Type out the data exactly as given. Skip any image.

▶ Data for processing
====================
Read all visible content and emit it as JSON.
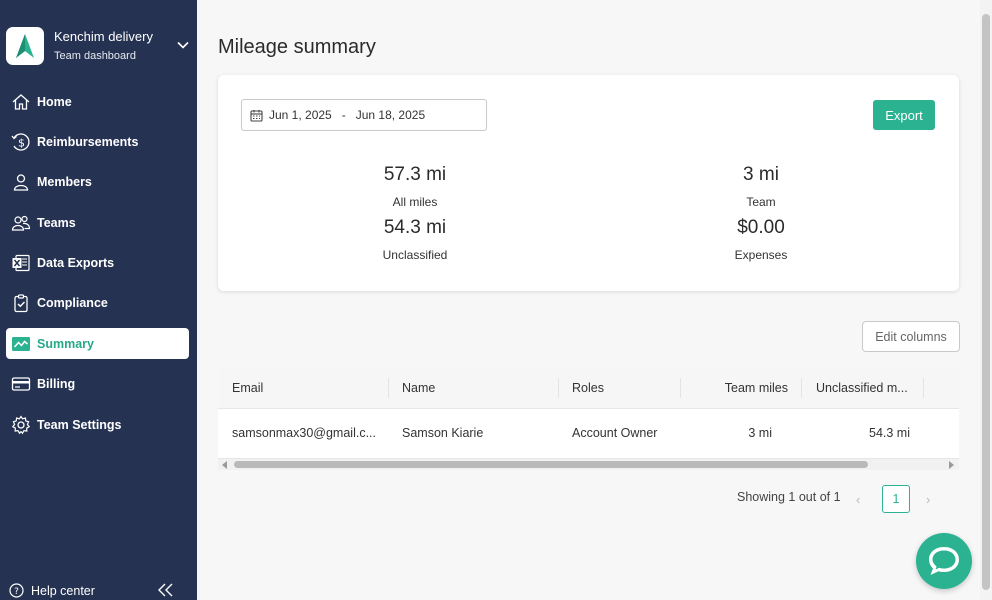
{
  "sidebar": {
    "brand": {
      "name": "Kenchim delivery",
      "subtitle": "Team dashboard"
    },
    "items": [
      {
        "label": "Home",
        "icon": "home-icon"
      },
      {
        "label": "Reimbursements",
        "icon": "dollar-icon"
      },
      {
        "label": "Members",
        "icon": "person-icon"
      },
      {
        "label": "Teams",
        "icon": "people-icon"
      },
      {
        "label": "Data Exports",
        "icon": "excel-icon"
      },
      {
        "label": "Compliance",
        "icon": "clipboard-check-icon"
      },
      {
        "label": "Summary",
        "icon": "chart-line-icon",
        "active": true
      },
      {
        "label": "Billing",
        "icon": "credit-card-icon"
      },
      {
        "label": "Team Settings",
        "icon": "gear-icon"
      }
    ],
    "help_label": "Help center"
  },
  "page": {
    "title": "Mileage summary"
  },
  "filters": {
    "date_start": "Jun 1, 2025",
    "date_sep": "-",
    "date_end": "Jun 18, 2025"
  },
  "actions": {
    "export_label": "Export",
    "edit_columns_label": "Edit columns"
  },
  "stats": {
    "all_miles": {
      "value": "57.3 mi",
      "label": "All miles"
    },
    "team": {
      "value": "3 mi",
      "label": "Team"
    },
    "unclassified": {
      "value": "54.3 mi",
      "label": "Unclassified"
    },
    "expenses": {
      "value": "$0.00",
      "label": "Expenses"
    }
  },
  "table": {
    "columns": [
      "Email",
      "Name",
      "Roles",
      "Team miles",
      "Unclassified m..."
    ],
    "rows": [
      {
        "email": "samsonmax30@gmail.c...",
        "name": "Samson Kiarie",
        "role": "Account Owner",
        "team_miles": "3 mi",
        "unclassified": "54.3 mi"
      }
    ]
  },
  "pagination": {
    "text": "Showing 1 out of 1",
    "current": "1",
    "prev": "‹",
    "next": "›"
  },
  "colors": {
    "sidebar": "#253252",
    "accent": "#2bb391"
  }
}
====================
▶ Response to the task
Read all visible content and emit it as JSON.
{
  "sidebar": {
    "brand": {
      "name": "Kenchim delivery",
      "subtitle": "Team dashboard"
    },
    "items": [
      {
        "label": "Home",
        "icon": "home-icon"
      },
      {
        "label": "Reimbursements",
        "icon": "dollar-icon"
      },
      {
        "label": "Members",
        "icon": "person-icon"
      },
      {
        "label": "Teams",
        "icon": "people-icon"
      },
      {
        "label": "Data Exports",
        "icon": "excel-icon"
      },
      {
        "label": "Compliance",
        "icon": "clipboard-check-icon"
      },
      {
        "label": "Summary",
        "icon": "chart-line-icon",
        "active": true
      },
      {
        "label": "Billing",
        "icon": "credit-card-icon"
      },
      {
        "label": "Team Settings",
        "icon": "gear-icon"
      }
    ],
    "help_label": "Help center"
  },
  "page": {
    "title": "Mileage summary"
  },
  "filters": {
    "date_start": "Jun 1, 2025",
    "date_sep": "-",
    "date_end": "Jun 18, 2025"
  },
  "actions": {
    "export_label": "Export",
    "edit_columns_label": "Edit columns"
  },
  "stats": {
    "all_miles": {
      "value": "57.3 mi",
      "label": "All miles"
    },
    "team": {
      "value": "3 mi",
      "label": "Team"
    },
    "unclassified": {
      "value": "54.3 mi",
      "label": "Unclassified"
    },
    "expenses": {
      "value": "$0.00",
      "label": "Expenses"
    }
  },
  "table": {
    "columns": [
      "Email",
      "Name",
      "Roles",
      "Team miles",
      "Unclassified m..."
    ],
    "rows": [
      {
        "email": "samsonmax30@gmail.c...",
        "name": "Samson Kiarie",
        "role": "Account Owner",
        "team_miles": "3 mi",
        "unclassified": "54.3 mi"
      }
    ]
  },
  "pagination": {
    "text": "Showing 1 out of 1",
    "current": "1",
    "prev": "‹",
    "next": "›"
  },
  "colors": {
    "sidebar": "#253252",
    "accent": "#2bb391"
  }
}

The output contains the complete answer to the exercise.